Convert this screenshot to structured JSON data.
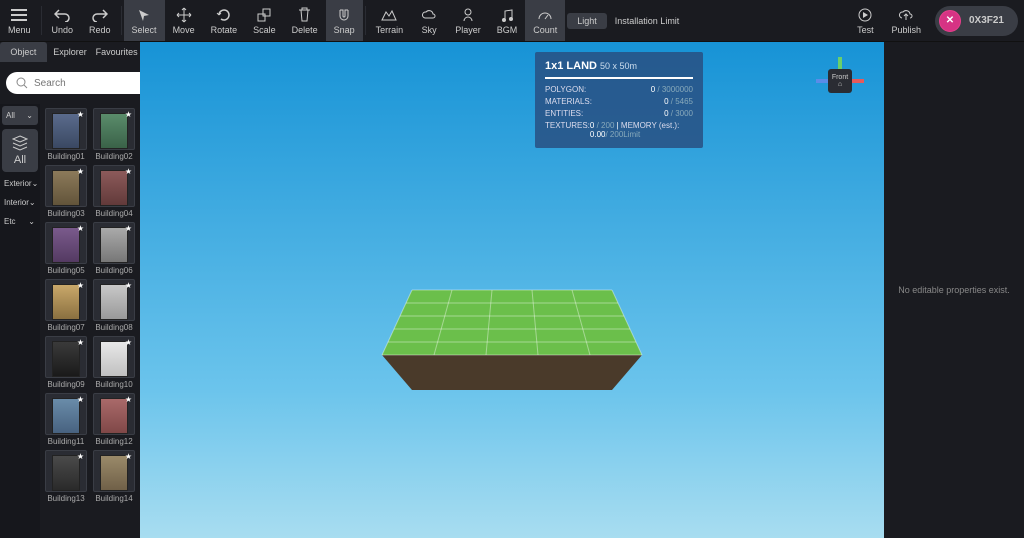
{
  "toolbar": {
    "menu": "Menu",
    "undo": "Undo",
    "redo": "Redo",
    "select": "Select",
    "move": "Move",
    "rotate": "Rotate",
    "scale": "Scale",
    "delete": "Delete",
    "snap": "Snap",
    "terrain": "Terrain",
    "sky": "Sky",
    "player": "Player",
    "bgm": "BGM",
    "count": "Count",
    "light_chip": "Light",
    "install_limit": "Installation Limit",
    "test": "Test",
    "publish": "Publish",
    "user": "0X3F21"
  },
  "left": {
    "tabs": {
      "object": "Object",
      "explorer": "Explorer",
      "favourites": "Favourites"
    },
    "search_placeholder": "Search",
    "categories": {
      "all_top": "All",
      "all": "All",
      "exterior": "Exterior",
      "interior": "Interior",
      "etc": "Etc"
    },
    "assets": [
      "Building01",
      "Building02",
      "Building03",
      "Building04",
      "Building05",
      "Building06",
      "Building07",
      "Building08",
      "Building09",
      "Building10",
      "Building11",
      "Building12",
      "Building13",
      "Building14"
    ]
  },
  "info": {
    "title": "1x1 LAND",
    "dim": "50 x 50m",
    "rows": {
      "polygon": {
        "label": "POLYGON:",
        "val": "0",
        "max": "/ 3000000"
      },
      "materials": {
        "label": "MATERIALS:",
        "val": "0",
        "max": "/ 5465"
      },
      "entities": {
        "label": "ENTITIES:",
        "val": "0",
        "max": "/ 3000"
      },
      "textures": {
        "label": "TEXTURES:",
        "val": "0",
        "max": "/ 200"
      },
      "memory": {
        "label": "MEMORY (est.):",
        "val": "0.00",
        "max": "/ 200Limit"
      }
    }
  },
  "gizmo": {
    "face": "Front"
  },
  "right": {
    "empty": "No editable properties exist."
  },
  "chart_data": {
    "type": "table",
    "name": "land-resource-budget",
    "rows": [
      {
        "metric": "POLYGON",
        "used": 0,
        "limit": 3000000
      },
      {
        "metric": "MATERIALS",
        "used": 0,
        "limit": 5465
      },
      {
        "metric": "ENTITIES",
        "used": 0,
        "limit": 3000
      },
      {
        "metric": "TEXTURES",
        "used": 0,
        "limit": 200
      },
      {
        "metric": "MEMORY_estimate",
        "used": 0.0,
        "limit": 200
      }
    ]
  }
}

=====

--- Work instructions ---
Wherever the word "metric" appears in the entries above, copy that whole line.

--- Result for this exercise ---
        "metric": "POLYGON",
        "metric": "MATERIALS",
        "metric": "ENTITIES",
        "metric": "TEXTURES",
        "metric": "MEMORY_estimate",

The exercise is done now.